▶ [ASSIGNED TASK]:
Print the records exactly. Every mark must remain.

▶ [ENTRIES PROVIDED]:

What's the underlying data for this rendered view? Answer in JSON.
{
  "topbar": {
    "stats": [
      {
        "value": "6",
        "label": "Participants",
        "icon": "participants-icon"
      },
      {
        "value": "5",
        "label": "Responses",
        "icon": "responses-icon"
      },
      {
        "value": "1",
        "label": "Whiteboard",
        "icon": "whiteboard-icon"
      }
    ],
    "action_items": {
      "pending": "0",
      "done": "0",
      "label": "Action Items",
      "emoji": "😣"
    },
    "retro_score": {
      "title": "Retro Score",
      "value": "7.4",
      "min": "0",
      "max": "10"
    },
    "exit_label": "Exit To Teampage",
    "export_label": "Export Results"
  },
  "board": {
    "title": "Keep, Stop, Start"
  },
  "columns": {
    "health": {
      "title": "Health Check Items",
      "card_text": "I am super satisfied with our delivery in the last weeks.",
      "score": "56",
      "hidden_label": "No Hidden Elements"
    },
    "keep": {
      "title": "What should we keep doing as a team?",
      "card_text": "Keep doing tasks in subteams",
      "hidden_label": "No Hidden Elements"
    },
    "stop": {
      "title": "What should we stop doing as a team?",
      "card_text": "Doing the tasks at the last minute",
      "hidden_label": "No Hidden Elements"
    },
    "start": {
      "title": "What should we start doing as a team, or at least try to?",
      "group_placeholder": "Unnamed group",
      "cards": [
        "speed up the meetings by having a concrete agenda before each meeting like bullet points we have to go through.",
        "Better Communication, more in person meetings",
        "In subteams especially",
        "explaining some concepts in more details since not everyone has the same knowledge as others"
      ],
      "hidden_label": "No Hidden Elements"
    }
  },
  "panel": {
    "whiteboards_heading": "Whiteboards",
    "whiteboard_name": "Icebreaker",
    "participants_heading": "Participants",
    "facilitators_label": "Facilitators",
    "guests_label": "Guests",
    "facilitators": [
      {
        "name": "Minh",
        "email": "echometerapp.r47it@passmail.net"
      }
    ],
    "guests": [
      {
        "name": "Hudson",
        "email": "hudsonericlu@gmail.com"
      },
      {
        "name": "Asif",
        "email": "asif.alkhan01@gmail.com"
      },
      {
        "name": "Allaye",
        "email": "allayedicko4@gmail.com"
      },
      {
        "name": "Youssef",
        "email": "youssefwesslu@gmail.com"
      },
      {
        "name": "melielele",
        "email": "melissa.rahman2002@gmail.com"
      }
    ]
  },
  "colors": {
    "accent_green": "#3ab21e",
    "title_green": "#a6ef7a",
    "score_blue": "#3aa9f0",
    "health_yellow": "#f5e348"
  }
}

▶ [TASK ANSWER]:
What's the underlying data for this rendered view? Answer in JSON.
{
  "topbar": {
    "stats": [
      {
        "value": "6",
        "label": "Participants",
        "icon": "participants-icon"
      },
      {
        "value": "5",
        "label": "Responses",
        "icon": "responses-icon"
      },
      {
        "value": "1",
        "label": "Whiteboard",
        "icon": "whiteboard-icon"
      }
    ],
    "action_items": {
      "pending": "0",
      "done": "0",
      "label": "Action Items",
      "emoji": "😣"
    },
    "retro_score": {
      "title": "Retro Score",
      "value": "7.4",
      "min": "0",
      "max": "10"
    },
    "exit_label": "Exit To Teampage",
    "export_label": "Export Results"
  },
  "board": {
    "title": "Keep, Stop, Start"
  },
  "columns": {
    "health": {
      "title": "Health Check Items",
      "card_text": "I am super satisfied with our delivery in the last weeks.",
      "score": "56",
      "hidden_label": "No Hidden Elements"
    },
    "keep": {
      "title": "What should we keep doing as a team?",
      "card_text": "Keep doing tasks in subteams",
      "hidden_label": "No Hidden Elements"
    },
    "stop": {
      "title": "What should we stop doing as a team?",
      "card_text": "Doing the tasks at the last minute",
      "hidden_label": "No Hidden Elements"
    },
    "start": {
      "title": "What should we start doing as a team, or at least try to?",
      "group_placeholder": "Unnamed group",
      "cards": [
        "speed up the meetings by having a concrete agenda before each meeting like bullet points we have to go through.",
        "Better Communication, more in person meetings",
        "In subteams especially",
        "explaining some concepts in more details since not everyone has the same knowledge as others"
      ],
      "hidden_label": "No Hidden Elements"
    }
  },
  "panel": {
    "whiteboards_heading": "Whiteboards",
    "whiteboard_name": "Icebreaker",
    "participants_heading": "Participants",
    "facilitators_label": "Facilitators",
    "guests_label": "Guests",
    "facilitators": [
      {
        "name": "Minh",
        "email": "echometerapp.r47it@passmail.net"
      }
    ],
    "guests": [
      {
        "name": "Hudson",
        "email": "hudsonericlu@gmail.com"
      },
      {
        "name": "Asif",
        "email": "asif.alkhan01@gmail.com"
      },
      {
        "name": "Allaye",
        "email": "allayedicko4@gmail.com"
      },
      {
        "name": "Youssef",
        "email": "youssefwesslu@gmail.com"
      },
      {
        "name": "melielele",
        "email": "melissa.rahman2002@gmail.com"
      }
    ]
  },
  "colors": {
    "accent_green": "#3ab21e",
    "title_green": "#a6ef7a",
    "score_blue": "#3aa9f0",
    "health_yellow": "#f5e348"
  }
}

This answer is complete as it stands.